meant when He said we should forgive others “seventy times seven” (Matthew
You can read Joel's complete & powerful story here.
Joel and his wife Michelle started at Faith Church in
October 2002, and he became senior pastor in July 2008. Joel graduated from
Lancaster Bible College and Evangelical Theological
Seminary. Prior to coming to Faith Church as Youth/Associate Pastor, they served one
year as church-planting missionaries in Kingston, Jamaica. They are the parents
of four children. In his free time, Joel will probably be reading a
book, listening to U2 or REM, playing sports or Legos with his kids, enjoying a
movie with Michelle or rooting for the Phillies or Redskins! More likely you'll
find Michelle and Joel talking about God's heart for the oppressed and how Americans can live the Gospel. They are so excited about how Faith Church is
becoming a church that beats after God's heart, removing the chains of

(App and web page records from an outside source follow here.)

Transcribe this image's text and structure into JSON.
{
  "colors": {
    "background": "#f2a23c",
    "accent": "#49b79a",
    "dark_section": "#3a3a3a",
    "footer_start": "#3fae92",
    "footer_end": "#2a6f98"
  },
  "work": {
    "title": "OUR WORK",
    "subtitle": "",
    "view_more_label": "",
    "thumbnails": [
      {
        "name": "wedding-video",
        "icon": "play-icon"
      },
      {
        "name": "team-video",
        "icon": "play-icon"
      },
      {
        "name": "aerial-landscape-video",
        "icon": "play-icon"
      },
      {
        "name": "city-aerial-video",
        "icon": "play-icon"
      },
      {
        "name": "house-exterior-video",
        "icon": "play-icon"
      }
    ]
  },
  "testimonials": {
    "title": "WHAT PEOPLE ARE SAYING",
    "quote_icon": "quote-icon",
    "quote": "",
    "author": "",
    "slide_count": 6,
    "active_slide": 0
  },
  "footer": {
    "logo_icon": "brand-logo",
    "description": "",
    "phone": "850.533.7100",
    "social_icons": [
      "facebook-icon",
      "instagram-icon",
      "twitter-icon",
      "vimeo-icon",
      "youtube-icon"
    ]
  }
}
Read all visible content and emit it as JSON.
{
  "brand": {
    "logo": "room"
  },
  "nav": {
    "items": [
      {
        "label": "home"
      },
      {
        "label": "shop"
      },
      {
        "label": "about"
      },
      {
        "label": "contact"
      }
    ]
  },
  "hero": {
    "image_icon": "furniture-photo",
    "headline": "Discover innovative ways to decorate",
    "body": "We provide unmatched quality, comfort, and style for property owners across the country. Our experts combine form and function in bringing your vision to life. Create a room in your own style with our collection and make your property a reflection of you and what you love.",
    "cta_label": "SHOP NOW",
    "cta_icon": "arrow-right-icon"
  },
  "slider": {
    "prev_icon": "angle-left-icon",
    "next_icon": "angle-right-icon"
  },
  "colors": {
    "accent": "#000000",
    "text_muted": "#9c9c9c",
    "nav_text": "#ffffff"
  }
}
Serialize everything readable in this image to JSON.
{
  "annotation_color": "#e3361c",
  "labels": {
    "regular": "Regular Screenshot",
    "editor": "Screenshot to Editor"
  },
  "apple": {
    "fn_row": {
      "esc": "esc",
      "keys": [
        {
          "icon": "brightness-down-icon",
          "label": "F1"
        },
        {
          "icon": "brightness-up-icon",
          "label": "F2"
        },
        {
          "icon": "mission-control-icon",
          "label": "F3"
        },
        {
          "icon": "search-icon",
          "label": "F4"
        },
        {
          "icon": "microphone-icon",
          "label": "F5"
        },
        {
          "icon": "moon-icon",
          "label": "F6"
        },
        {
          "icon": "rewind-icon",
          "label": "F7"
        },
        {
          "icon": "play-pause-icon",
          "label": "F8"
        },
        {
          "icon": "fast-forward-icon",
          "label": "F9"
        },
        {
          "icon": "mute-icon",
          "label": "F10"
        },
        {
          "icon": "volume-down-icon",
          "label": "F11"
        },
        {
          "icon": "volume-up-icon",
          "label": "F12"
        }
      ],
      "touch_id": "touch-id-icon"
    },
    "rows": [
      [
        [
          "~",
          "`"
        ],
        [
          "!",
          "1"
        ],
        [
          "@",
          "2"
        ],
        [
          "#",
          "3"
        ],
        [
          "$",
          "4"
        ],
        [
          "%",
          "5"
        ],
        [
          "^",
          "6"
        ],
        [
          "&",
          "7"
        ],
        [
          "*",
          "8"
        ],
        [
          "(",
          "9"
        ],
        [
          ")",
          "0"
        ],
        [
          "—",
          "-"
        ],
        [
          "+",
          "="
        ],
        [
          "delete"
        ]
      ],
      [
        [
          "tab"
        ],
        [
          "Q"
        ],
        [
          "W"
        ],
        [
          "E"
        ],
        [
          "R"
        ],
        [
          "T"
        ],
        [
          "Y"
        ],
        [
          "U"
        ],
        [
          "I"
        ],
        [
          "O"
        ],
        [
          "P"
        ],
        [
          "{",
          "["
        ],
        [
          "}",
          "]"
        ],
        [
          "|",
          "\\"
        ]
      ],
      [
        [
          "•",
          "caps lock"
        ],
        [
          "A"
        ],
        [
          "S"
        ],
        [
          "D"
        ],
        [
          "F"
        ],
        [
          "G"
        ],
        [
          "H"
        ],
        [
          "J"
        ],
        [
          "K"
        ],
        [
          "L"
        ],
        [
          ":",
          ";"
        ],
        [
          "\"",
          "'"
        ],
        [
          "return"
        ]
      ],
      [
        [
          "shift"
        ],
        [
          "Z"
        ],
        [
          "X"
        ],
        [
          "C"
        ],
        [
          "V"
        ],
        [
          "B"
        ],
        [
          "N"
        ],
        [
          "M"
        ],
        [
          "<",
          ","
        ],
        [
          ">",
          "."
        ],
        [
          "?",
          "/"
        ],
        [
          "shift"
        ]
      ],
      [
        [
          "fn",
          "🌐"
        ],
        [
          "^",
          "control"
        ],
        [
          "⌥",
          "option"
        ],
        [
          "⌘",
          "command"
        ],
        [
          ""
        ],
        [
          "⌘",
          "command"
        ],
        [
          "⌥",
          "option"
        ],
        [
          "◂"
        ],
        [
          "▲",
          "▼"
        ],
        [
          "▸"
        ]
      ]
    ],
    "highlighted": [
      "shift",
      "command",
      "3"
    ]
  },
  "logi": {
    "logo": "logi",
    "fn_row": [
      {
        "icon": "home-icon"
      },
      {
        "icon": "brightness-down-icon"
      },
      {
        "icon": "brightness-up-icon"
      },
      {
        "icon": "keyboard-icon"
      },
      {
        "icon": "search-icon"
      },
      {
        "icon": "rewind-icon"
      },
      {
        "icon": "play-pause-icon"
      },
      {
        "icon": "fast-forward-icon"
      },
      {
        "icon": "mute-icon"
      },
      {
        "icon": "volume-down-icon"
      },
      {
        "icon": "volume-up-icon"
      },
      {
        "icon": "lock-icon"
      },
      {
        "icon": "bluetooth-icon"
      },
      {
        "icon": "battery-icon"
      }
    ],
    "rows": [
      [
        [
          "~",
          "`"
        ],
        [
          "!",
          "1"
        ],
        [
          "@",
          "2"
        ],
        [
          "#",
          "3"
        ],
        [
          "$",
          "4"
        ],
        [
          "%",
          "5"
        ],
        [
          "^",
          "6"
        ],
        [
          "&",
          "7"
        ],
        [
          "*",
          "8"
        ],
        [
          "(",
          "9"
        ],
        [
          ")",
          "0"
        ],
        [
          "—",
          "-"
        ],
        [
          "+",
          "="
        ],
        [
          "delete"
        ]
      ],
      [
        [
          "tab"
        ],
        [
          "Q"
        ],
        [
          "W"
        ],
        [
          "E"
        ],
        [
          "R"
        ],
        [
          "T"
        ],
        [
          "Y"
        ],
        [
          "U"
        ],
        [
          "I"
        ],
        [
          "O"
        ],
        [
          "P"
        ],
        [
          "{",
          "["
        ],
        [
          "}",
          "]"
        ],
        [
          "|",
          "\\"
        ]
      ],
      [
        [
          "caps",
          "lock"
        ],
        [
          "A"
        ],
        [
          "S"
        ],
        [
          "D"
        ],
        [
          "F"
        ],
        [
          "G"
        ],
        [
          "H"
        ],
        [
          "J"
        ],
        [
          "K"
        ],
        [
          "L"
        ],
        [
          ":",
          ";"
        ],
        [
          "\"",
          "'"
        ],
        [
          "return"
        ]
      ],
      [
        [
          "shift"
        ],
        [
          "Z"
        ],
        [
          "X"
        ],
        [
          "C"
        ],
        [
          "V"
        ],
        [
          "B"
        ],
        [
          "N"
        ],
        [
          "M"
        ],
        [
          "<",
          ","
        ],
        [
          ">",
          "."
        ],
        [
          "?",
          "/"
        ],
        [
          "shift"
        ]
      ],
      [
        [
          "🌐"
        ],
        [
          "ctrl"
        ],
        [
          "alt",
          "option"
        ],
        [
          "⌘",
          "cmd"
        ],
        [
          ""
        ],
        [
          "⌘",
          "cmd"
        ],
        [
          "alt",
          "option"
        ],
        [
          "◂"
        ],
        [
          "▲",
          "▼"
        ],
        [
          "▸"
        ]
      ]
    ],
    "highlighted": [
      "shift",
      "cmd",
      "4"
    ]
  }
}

injustice, freeing the captives, preaching the good news, feeding the poor,
discipling the believers, praying for the world.
This site is a collection of real stories by real people about The Rock in their hard places.
It is curated and edited by Kara Ranck, who is a wife and mother of two children living in Pennsylvania. Kara herself has traveled some hard places in life and knows there is hope and power when we tell our personal stories about The Rock, which brings us through. Thank you for joining us here!
By Lauren Sweigart There are a handful of moments in life that will be forever imprinted in your memory. They are life altering moments—whether the occasion is a time of celebration or tragedy. These moments are so vivid that in an instant you are back in time feeling the exact emotions, seeing every detail in the foreground, and reliving every second as if for the first time. It could be just a few seconds or a long season in life, but one thing is for sure, those moments define you. How you accept or react to these joyous or sad occasions mold you into the person you are today. They are the character that is etched into your personality, the wisdom behind your kind eyes, and the true soul within your heart. I was 25 years old and married to my high-school sweetheart for two years. We were pregnant with our first child, a boy. I was ironically (which now I believe nothing is ironic but all are in the hands and timing of God) pregnant along with my sister/best friend having
By Kara Ranck, RN, BSN There is nothing like getting a wake-up call at 3:30 am and hearing your mom’s panicked voice saying, “Kara needs to come. Dad is in cardiac arrest and is not responding.” That type of call is enough to stop anyone’s heartbeat. My nerves are tingling even now as I type this eight months later. That was the unforgettable call my husband Trevor and I received on Wednesday, May 2, 2018. I have never moved so quickly after waking up. As I dressed, Trevor prayed and said he would take care of the kids. All I remember about the drive to my parents’ house is crying out to God. “God, be with my dad. God, save my dad. God, you love my dad more than I do,” I prayed over and over again. Because, you see, I believe in God. I believe in a God who can heal people when science and statistics say no. I believe that God loves my Dad so much He died on a cross for him and that if my dad died that morning, he would be safe in heaven because he trusts Jesus as his Savio
By Kara Ranck There are many words surrounding COVID-19 that trigger disagreement—or worse. We are all tuned to this crisis at different frequencies—even those who thought we were on the same channel. We communicate and all the other person hears is static. We walk away frustrated, sad, angry, confused. Will we ever be on the same wave length again? As I continue to process what is going on in our world, I realize there is one word that we all can agree on and one shared human experience perpetrated by COVID-19— loss . The one question that may bridge the gap between humans with different perspectives right now is, “What have you lost since COVID-19 hit?” And then we just listen. Here’s what you might hear: Lost jobs, businesses, income. Dreams. Moments and milestones. Minds. Lives. Friendship, fellowship, family. Faith. Trust. Hope. Health. Freedom. Safety. Routine. These losses might be involuntary or voluntary, perceived as big or small, but they are losses just the same an